#### PROBLEM:
Where a line in the material below has the string "Heap", please report it.

++++ MATERIAL PROVIDED ++++

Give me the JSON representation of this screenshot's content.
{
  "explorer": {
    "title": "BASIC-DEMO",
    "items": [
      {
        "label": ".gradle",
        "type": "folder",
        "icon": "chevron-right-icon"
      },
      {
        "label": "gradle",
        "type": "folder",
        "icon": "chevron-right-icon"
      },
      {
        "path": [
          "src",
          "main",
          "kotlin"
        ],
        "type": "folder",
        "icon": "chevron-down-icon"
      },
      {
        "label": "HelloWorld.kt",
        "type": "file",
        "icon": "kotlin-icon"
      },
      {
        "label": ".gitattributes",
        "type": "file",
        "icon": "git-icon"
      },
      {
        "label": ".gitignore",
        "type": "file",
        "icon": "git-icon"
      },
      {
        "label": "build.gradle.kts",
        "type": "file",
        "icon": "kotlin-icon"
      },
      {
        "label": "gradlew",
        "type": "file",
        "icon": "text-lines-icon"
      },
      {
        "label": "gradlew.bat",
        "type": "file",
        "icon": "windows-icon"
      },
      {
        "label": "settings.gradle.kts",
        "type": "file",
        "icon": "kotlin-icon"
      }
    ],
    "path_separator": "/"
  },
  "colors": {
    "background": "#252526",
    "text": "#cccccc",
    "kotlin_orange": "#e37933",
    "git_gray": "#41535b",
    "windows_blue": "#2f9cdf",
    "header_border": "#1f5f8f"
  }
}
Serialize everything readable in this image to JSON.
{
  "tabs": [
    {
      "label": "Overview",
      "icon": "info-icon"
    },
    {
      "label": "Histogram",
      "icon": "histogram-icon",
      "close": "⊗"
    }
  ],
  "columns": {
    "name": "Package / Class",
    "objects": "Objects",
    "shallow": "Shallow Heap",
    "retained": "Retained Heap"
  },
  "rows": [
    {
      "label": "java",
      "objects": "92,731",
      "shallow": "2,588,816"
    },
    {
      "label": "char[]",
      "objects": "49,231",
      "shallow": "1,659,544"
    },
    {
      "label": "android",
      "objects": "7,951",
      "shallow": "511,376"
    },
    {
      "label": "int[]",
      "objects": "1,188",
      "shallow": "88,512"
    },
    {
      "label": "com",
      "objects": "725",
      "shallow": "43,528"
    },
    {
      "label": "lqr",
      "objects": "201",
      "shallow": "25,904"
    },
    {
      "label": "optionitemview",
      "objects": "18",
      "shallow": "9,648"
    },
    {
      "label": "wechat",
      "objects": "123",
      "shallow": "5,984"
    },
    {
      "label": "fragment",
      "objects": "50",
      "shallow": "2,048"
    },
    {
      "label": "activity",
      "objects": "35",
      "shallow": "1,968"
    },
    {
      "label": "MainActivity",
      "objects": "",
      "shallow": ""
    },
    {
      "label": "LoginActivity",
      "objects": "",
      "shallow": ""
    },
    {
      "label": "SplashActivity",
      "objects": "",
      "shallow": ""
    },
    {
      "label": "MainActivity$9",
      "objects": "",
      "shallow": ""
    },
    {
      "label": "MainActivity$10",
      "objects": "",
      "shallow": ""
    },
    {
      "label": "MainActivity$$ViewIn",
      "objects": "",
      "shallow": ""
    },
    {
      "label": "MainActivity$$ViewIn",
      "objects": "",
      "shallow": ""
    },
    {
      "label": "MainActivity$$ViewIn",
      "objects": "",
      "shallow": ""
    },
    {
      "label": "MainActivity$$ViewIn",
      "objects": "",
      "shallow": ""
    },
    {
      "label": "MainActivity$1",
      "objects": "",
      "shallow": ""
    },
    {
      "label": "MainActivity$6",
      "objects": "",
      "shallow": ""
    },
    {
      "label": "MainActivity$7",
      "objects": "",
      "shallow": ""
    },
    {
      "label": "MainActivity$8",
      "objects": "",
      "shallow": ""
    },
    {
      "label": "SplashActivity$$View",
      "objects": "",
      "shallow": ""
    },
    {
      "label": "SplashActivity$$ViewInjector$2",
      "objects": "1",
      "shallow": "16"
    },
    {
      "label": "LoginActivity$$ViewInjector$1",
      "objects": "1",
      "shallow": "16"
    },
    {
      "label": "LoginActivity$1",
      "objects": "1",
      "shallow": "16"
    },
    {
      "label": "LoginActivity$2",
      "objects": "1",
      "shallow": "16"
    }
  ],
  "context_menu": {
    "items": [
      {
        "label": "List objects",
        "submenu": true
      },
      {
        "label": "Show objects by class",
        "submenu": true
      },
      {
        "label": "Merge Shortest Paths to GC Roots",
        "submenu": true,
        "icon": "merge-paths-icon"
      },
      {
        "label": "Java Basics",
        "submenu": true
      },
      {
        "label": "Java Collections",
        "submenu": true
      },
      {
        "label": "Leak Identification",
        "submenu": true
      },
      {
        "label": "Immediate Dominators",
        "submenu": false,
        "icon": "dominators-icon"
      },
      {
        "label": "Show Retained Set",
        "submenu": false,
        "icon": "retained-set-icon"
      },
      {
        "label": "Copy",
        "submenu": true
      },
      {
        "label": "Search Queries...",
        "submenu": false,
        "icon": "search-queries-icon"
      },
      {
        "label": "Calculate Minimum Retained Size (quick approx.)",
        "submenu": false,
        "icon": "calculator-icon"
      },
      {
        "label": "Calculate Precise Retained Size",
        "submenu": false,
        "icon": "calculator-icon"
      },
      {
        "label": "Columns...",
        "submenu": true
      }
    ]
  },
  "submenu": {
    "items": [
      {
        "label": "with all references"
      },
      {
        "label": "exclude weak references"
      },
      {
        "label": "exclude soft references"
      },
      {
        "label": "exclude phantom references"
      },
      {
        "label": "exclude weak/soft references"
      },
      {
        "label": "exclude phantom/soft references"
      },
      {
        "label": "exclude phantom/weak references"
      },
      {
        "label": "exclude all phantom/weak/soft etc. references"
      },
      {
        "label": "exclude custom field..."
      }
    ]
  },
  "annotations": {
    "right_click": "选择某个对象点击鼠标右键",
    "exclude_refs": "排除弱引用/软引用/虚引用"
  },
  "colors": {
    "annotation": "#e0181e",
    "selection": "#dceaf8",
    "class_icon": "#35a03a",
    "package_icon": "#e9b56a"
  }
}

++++

#### ANSWER TO THIS EXERCISE:
    "shallow": "Shallow Heap",
    "retained": "Retained Heap"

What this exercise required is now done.